John Kemp (1380-1454) was Archbishop of Canterbury from 1452 until his death – a tenure of rather less than two years. Born in Wye not far from Canterbury, he had a successful and varied career as cleric, cardinal, lawyer and diplomatist. Kemp founded a grammar school and college for secular priests in his home town – the flint buildings, part of what was once Wye Agricultural College, still survive there. His tomb, to the south of the choir, has no effigy but is striking in other ways.
What to see:
- the towering oak canopy with three spires and (a very unusual feature) a wooden tester above (Image 1). The canopy has drawn high praise: ‘one of the finest pieces of medieval wood work extant’ – Hill (1976)
- the brass epitaph around the chamfer of the Purbeck marble chest, which incorporates the wheatsheaf (known in heraldic terms as a garb) from Kemp’s arms
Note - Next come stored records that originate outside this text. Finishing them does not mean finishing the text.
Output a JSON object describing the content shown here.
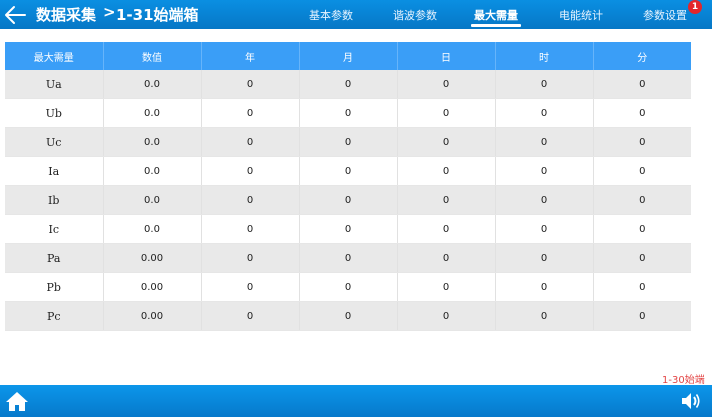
{
  "header": {
    "title": "数据采集",
    "separator": ">",
    "subtitle": "1-31始端箱",
    "tabs": [
      {
        "label": "基本参数"
      },
      {
        "label": "谐波参数"
      },
      {
        "label": "最大需量",
        "active": true
      },
      {
        "label": "电能统计"
      },
      {
        "label": "参数设置"
      }
    ],
    "badge_count": "1"
  },
  "table": {
    "columns": [
      "最大需量",
      "数值",
      "年",
      "月",
      "日",
      "时",
      "分"
    ],
    "rows": [
      [
        "Ua",
        "0.0",
        "0",
        "0",
        "0",
        "0",
        "0"
      ],
      [
        "Ub",
        "0.0",
        "0",
        "0",
        "0",
        "0",
        "0"
      ],
      [
        "Uc",
        "0.0",
        "0",
        "0",
        "0",
        "0",
        "0"
      ],
      [
        "Ia",
        "0.0",
        "0",
        "0",
        "0",
        "0",
        "0"
      ],
      [
        "Ib",
        "0.0",
        "0",
        "0",
        "0",
        "0",
        "0"
      ],
      [
        "Ic",
        "0.0",
        "0",
        "0",
        "0",
        "0",
        "0"
      ],
      [
        "Pa",
        "0.00",
        "0",
        "0",
        "0",
        "0",
        "0"
      ],
      [
        "Pb",
        "0.00",
        "0",
        "0",
        "0",
        "0",
        "0"
      ],
      [
        "Pc",
        "0.00",
        "0",
        "0",
        "0",
        "0",
        "0"
      ]
    ]
  },
  "side_note": "1-30始端",
  "footer": {
    "home_icon": "home-icon",
    "speaker_icon": "speaker-icon"
  },
  "colors": {
    "header_blue": "#0a8fe2",
    "table_header_blue": "#3a9ef7",
    "row_gray": "#e9e9e9",
    "badge_red": "#e3262b",
    "note_red": "#e34646"
  }
}
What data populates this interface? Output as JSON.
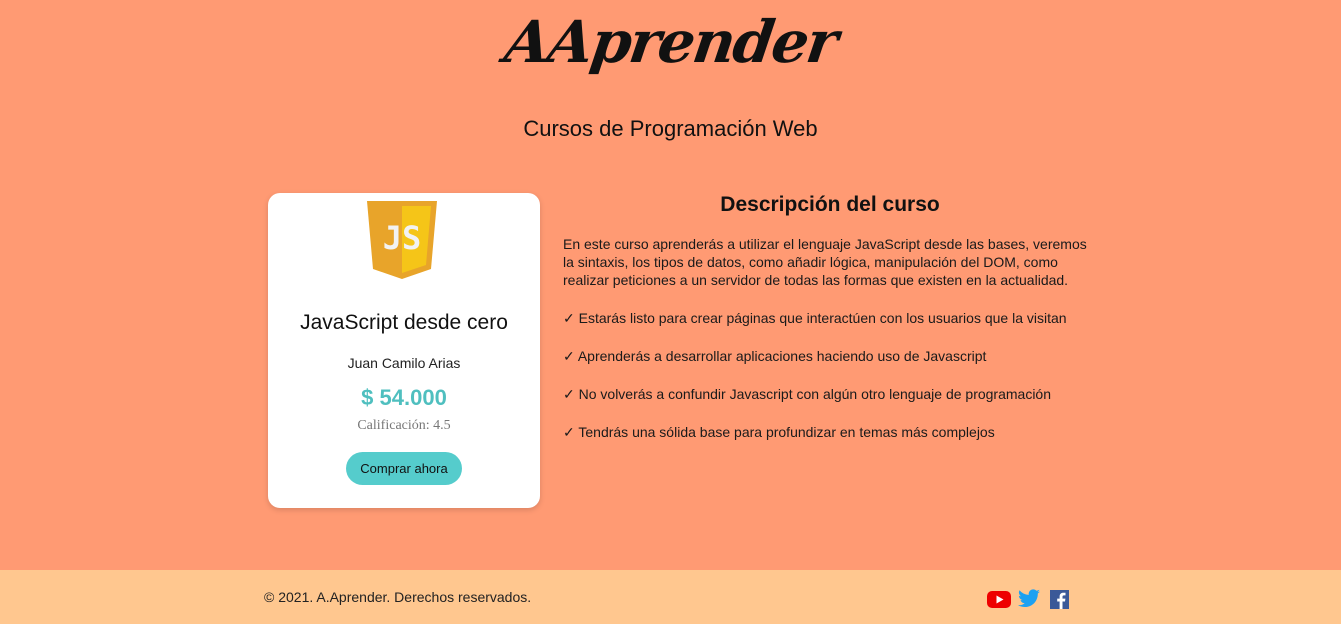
{
  "brand": {
    "logo_text": "AAprender"
  },
  "header": {
    "subtitle": "Cursos de Programación Web"
  },
  "card": {
    "logo_icon": "js-logo-icon",
    "title": "JavaScript desde cero",
    "author": "Juan Camilo Arias",
    "price": "$ 54.000",
    "rating": "Calificación: 4.5",
    "buy_label": "Comprar ahora"
  },
  "description": {
    "title": "Descripción del curso",
    "body": "En este curso aprenderás a utilizar el lenguaje JavaScript desde las bases, veremos la sintaxis, los tipos de datos, como añadir lógica, manipulación del DOM, como realizar peticiones a un servidor de todas las formas que existen en la actualidad.",
    "items": [
      "✓ Estarás listo para crear páginas que interactúen con los usuarios que la visitan",
      "✓ Aprenderás a desarrollar aplicaciones haciendo uso de Javascript",
      "✓ No volverás a confundir Javascript con algún otro lenguaje de programación",
      "✓ Tendrás una sólida base para profundizar en temas más complejos"
    ]
  },
  "footer": {
    "copyright": "© 2021. A.Aprender. Derechos reservados.",
    "socials": [
      "youtube-icon",
      "twitter-icon",
      "facebook-icon"
    ]
  },
  "colors": {
    "background": "#ff9a73",
    "footer": "#ffc78f",
    "accent": "#4fbfbf",
    "button": "#55cccc"
  }
}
- the iron bracket between the pillar and tomb was once used to hang the lenten veil, stretched before the altar during Lent (Image 2)
- commentators have claimed that the bird feature on the canopy is an eagle representing St John the Evangelist, and is therefore a rebus for Kemp’s forename; the bird unfortunately looks a bit bedraggled for an eagle? See what you think!
Sources; see standard cathedral sources